> [Work order]: Your answer should be one number, namely how many lines in the listing below include the word "卓品青木晶".
[[ Entries provided, beginning ]]
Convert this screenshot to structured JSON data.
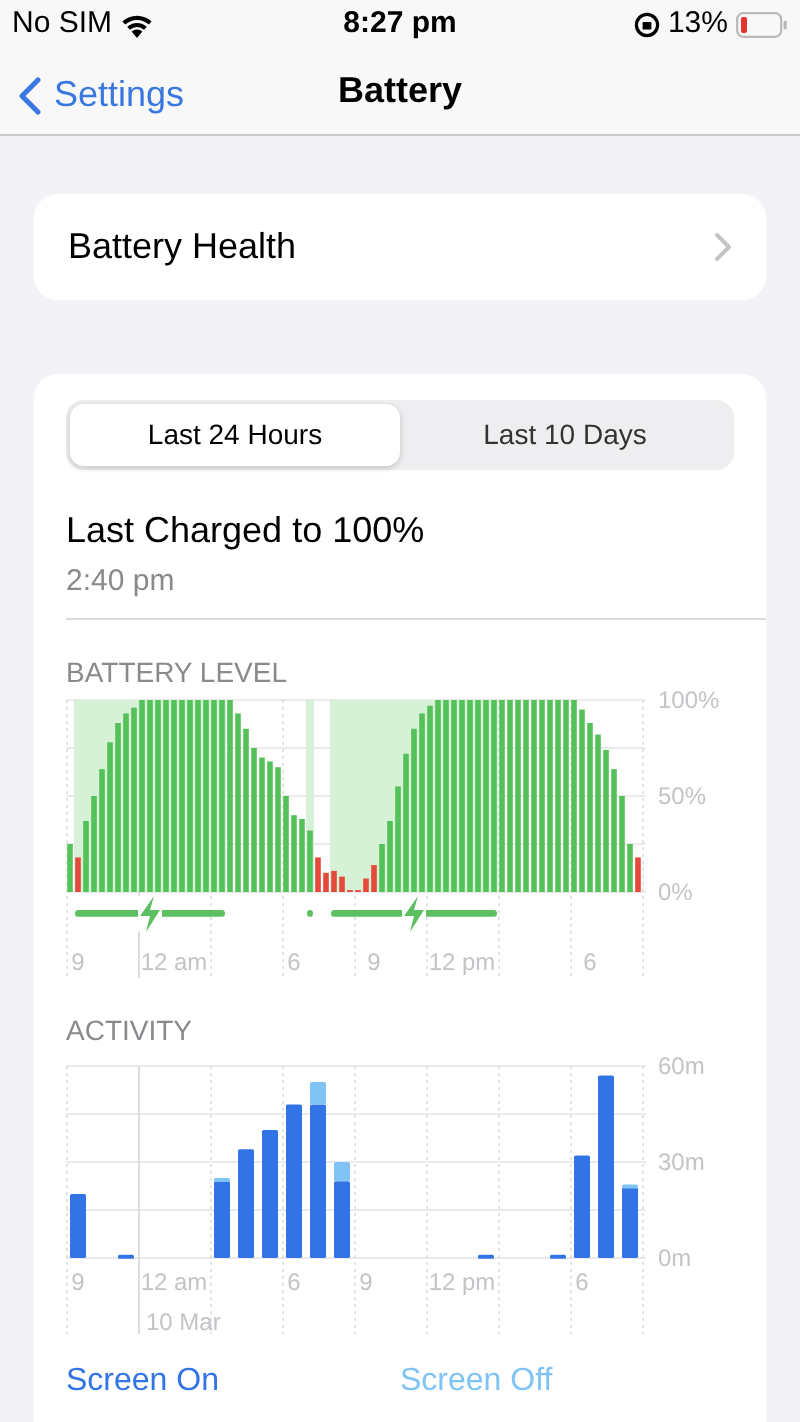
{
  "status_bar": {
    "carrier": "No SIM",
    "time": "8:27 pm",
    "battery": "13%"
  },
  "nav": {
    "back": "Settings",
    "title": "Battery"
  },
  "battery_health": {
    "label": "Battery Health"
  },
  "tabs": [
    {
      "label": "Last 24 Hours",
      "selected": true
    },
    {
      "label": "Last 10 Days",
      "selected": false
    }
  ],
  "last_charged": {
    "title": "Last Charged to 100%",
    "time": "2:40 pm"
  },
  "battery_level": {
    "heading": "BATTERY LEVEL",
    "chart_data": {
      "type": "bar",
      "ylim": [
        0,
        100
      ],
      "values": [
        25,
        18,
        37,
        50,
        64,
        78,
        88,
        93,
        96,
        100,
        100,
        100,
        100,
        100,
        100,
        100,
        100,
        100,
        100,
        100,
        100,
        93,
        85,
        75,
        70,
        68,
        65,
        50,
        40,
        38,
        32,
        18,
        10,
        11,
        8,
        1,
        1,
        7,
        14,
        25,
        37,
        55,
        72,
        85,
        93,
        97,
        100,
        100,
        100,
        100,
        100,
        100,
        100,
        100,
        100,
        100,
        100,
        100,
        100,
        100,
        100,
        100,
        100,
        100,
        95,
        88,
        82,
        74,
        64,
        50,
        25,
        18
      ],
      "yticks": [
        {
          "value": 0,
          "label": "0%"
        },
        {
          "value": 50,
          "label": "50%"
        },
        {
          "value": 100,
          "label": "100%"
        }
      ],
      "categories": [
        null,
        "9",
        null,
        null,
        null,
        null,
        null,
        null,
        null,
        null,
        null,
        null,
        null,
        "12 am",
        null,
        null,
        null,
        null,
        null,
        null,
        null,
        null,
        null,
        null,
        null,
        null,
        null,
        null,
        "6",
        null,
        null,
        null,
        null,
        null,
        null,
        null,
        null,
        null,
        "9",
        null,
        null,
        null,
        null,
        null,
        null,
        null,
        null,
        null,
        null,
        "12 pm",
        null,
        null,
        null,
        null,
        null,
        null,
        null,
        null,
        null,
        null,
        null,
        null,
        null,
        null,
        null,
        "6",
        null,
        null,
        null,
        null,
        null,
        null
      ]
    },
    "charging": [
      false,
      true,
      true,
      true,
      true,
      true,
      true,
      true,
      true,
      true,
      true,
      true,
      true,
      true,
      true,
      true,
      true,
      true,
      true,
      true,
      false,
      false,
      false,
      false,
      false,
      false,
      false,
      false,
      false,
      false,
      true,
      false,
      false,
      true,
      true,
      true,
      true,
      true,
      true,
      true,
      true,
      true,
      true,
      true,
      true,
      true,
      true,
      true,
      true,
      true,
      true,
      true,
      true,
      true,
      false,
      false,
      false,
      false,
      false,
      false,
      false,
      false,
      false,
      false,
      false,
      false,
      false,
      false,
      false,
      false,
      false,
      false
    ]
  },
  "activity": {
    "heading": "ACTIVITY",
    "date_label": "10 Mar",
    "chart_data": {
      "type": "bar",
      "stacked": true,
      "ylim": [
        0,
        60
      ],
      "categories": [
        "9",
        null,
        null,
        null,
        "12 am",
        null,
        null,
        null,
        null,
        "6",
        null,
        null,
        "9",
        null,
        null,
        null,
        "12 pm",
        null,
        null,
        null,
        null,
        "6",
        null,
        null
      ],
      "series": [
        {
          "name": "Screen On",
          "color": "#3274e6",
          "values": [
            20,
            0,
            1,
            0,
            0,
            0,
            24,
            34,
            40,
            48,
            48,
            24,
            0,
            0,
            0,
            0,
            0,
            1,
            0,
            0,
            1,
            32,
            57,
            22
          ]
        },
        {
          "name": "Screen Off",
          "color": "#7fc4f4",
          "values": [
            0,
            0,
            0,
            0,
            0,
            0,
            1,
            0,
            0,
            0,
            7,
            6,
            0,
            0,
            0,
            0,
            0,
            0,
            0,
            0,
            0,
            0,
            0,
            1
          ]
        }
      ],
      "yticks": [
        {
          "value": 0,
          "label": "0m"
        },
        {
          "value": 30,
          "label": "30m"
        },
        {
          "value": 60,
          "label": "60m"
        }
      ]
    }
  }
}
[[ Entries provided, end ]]
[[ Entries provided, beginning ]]
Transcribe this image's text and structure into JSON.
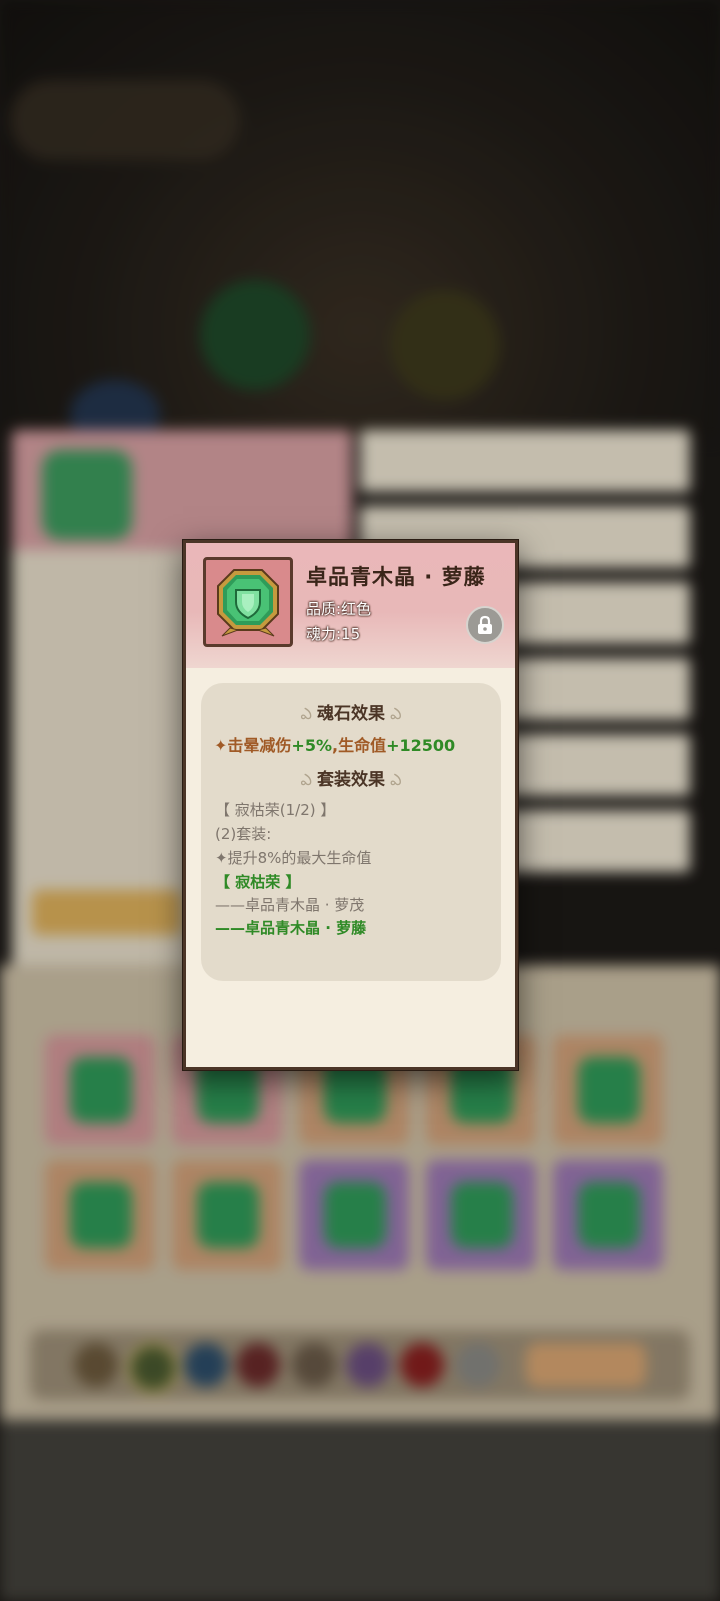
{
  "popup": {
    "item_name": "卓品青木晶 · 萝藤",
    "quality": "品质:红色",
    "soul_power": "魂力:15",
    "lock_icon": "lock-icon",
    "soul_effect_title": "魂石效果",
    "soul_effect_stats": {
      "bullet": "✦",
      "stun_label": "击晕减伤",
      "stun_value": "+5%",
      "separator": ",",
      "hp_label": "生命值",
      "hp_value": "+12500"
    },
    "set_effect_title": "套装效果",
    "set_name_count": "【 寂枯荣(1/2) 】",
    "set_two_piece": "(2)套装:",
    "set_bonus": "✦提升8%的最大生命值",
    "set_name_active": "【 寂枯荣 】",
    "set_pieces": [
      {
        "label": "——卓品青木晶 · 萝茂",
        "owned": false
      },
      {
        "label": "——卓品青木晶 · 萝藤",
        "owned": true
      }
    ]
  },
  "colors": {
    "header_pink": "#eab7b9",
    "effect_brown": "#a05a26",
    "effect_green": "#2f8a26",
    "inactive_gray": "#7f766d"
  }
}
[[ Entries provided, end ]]
> [Response]: 3